“This law was clearly unconstitutional from the outset, and designed to threaten Pittsburgh and other cities trying to protect their neighborhoods from illegal guns,” Peduto said.

The ruling sends “a very strong message to the General Assembly that the old way of doing business just isn’t acceptable anymore,” Mark McDonald, press secretary to Philadelphia Mayor Michael Nutter, told the AP. “The law requires and the public expects transparency, deliberation and public debate.”

Reach Natasha Khan at 412-315-0261 or Follow her on Twitter @khantasha.

We don't have paywalls — but your support helps us bridge crucial information gaps.

Readers tell us they can't find the information they get from our reporting anywhere else, and we're glad to provide this important service for our community. We work hard to produce accurate, timely, impactful journalism without paywalls that keeps our region informed and moving forward.

However, only .01% of the people who read our stories contribute to our work financially. Our newsroom depends on the generosity of readers like yourself to make our high-quality local journalism possible, and the costs of the resources it takes to produce it have been rising, so each member means a lot to us.

Your donation to our nonprofit newsroom helps ensure everyone in Allegheny County can stay up-to-date about decisions and events that affect them. Please make your gift of support now.
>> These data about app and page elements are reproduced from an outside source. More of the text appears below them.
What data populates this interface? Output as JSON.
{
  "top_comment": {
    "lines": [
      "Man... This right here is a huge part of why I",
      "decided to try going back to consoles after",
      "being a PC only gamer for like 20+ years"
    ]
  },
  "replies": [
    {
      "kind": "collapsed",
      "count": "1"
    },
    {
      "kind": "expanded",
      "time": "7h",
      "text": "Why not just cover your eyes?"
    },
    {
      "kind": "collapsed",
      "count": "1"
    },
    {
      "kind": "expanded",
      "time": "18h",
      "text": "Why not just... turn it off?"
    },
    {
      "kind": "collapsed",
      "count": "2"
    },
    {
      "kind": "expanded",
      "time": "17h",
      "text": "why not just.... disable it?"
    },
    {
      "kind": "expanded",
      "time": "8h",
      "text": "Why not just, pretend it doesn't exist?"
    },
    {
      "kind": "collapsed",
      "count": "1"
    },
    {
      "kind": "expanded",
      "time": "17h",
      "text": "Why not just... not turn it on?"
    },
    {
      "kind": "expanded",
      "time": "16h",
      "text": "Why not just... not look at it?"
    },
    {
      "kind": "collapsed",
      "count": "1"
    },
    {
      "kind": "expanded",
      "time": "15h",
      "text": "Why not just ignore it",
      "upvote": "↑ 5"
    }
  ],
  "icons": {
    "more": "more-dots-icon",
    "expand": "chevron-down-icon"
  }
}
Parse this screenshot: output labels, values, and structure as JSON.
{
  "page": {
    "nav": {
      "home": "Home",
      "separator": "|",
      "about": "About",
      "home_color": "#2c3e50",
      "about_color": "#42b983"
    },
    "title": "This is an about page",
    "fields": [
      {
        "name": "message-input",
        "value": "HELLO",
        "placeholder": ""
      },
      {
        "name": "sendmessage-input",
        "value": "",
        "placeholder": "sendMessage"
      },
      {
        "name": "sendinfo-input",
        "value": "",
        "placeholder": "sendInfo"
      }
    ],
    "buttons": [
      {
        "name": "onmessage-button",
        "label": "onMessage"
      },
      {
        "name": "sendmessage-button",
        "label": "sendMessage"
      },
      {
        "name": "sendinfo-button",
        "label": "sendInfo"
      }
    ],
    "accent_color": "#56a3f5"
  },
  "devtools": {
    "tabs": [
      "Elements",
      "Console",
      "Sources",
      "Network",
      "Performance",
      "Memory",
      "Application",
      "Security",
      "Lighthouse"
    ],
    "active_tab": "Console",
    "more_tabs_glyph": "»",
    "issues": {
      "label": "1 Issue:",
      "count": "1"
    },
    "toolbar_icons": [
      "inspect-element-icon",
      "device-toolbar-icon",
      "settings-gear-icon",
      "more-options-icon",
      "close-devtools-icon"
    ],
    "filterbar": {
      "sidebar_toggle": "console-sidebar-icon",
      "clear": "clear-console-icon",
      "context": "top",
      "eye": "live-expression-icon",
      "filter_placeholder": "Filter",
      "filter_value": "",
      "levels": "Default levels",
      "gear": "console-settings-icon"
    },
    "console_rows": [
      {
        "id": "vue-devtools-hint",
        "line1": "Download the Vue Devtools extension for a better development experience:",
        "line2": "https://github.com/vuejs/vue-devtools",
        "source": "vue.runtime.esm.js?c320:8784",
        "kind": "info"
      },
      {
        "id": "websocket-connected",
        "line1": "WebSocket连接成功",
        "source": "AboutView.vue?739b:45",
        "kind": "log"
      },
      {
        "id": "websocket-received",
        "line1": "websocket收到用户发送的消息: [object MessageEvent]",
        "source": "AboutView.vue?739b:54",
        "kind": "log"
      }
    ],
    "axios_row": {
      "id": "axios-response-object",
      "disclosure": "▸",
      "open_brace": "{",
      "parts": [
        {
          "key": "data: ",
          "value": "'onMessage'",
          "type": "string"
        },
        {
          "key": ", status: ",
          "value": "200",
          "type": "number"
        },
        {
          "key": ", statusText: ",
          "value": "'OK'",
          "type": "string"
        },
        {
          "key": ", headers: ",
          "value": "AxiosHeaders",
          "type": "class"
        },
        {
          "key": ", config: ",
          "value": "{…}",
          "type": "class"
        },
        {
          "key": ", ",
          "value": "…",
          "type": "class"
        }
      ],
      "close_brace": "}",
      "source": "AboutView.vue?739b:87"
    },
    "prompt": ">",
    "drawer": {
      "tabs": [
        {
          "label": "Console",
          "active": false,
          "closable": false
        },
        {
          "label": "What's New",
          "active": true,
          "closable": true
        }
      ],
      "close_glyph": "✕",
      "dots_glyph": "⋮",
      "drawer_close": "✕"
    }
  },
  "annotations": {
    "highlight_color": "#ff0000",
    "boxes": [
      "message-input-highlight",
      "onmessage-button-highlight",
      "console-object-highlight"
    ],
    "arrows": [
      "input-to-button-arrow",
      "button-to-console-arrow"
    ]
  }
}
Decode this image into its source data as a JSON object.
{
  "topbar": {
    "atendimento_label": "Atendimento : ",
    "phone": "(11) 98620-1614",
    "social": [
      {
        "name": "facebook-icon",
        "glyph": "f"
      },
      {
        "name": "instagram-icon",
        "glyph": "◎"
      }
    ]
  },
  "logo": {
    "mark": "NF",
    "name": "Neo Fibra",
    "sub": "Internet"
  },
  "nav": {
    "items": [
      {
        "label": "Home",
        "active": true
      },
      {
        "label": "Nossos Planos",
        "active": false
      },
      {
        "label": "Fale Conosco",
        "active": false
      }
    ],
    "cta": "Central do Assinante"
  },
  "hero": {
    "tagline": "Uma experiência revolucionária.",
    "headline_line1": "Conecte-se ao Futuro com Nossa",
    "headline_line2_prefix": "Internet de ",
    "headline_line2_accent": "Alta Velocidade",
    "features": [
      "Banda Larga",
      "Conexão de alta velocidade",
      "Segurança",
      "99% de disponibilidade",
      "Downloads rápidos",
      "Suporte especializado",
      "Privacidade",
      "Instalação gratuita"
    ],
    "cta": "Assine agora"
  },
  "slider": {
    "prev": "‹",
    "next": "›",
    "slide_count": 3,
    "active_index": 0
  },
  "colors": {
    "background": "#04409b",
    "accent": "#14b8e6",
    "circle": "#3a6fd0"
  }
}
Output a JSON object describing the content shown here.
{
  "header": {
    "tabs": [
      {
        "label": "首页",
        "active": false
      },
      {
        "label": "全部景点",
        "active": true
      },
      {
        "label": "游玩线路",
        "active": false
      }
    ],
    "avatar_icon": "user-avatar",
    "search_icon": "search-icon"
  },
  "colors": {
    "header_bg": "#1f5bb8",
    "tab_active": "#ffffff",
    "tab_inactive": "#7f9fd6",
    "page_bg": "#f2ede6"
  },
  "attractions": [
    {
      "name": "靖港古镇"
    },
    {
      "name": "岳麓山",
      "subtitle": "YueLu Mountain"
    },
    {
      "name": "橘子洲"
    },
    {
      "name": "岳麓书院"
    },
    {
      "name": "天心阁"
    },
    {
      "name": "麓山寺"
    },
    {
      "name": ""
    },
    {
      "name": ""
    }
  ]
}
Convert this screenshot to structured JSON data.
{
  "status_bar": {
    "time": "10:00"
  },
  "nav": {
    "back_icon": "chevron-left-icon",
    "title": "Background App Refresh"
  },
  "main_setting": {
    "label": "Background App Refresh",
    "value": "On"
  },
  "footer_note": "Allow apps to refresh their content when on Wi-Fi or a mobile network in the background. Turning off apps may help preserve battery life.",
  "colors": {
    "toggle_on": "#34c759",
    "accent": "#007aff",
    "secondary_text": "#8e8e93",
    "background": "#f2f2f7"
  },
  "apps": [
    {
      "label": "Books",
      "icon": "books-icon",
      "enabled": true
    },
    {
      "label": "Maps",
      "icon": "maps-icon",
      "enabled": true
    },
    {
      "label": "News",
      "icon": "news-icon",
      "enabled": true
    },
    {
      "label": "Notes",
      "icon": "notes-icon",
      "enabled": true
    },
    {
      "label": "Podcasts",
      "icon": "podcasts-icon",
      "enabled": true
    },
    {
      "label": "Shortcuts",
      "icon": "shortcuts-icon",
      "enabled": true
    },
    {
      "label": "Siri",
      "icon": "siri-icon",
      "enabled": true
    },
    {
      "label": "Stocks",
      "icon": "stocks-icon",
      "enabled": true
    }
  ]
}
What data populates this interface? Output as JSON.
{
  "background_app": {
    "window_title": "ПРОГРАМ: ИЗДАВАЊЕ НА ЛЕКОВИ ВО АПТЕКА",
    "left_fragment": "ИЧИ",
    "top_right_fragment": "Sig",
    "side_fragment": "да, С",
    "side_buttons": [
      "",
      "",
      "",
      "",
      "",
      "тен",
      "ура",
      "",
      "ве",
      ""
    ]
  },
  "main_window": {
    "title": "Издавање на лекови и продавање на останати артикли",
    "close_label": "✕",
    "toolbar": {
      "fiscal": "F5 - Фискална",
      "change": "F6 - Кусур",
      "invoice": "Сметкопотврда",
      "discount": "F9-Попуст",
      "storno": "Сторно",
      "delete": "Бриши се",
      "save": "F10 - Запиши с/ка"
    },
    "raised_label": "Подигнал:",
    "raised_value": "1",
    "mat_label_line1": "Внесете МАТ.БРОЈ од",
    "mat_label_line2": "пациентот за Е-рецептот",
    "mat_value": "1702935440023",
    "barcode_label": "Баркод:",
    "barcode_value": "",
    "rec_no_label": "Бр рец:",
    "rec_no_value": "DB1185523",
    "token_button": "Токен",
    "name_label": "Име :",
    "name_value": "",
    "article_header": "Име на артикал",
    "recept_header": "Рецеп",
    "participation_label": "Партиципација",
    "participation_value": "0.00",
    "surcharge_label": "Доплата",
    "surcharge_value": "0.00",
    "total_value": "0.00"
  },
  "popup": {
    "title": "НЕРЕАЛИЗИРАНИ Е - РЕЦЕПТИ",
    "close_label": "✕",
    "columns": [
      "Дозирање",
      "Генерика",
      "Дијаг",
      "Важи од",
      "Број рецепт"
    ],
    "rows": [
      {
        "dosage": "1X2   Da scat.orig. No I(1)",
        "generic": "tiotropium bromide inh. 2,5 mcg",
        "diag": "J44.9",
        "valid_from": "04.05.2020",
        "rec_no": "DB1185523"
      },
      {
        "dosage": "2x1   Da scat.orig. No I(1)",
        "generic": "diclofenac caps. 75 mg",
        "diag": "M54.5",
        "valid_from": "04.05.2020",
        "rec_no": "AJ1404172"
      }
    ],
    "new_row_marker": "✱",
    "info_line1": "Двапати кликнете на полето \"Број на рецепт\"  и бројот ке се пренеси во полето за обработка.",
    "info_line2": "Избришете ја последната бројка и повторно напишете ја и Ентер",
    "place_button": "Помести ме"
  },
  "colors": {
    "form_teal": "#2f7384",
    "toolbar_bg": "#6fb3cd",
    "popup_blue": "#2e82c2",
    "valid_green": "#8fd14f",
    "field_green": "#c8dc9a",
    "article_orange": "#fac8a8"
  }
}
Natasha is PublicSource's creative director. She runs the organizations visuals team, edits and produces interactive graphics, data visualizations and web packages for PublicSource. She manages the website...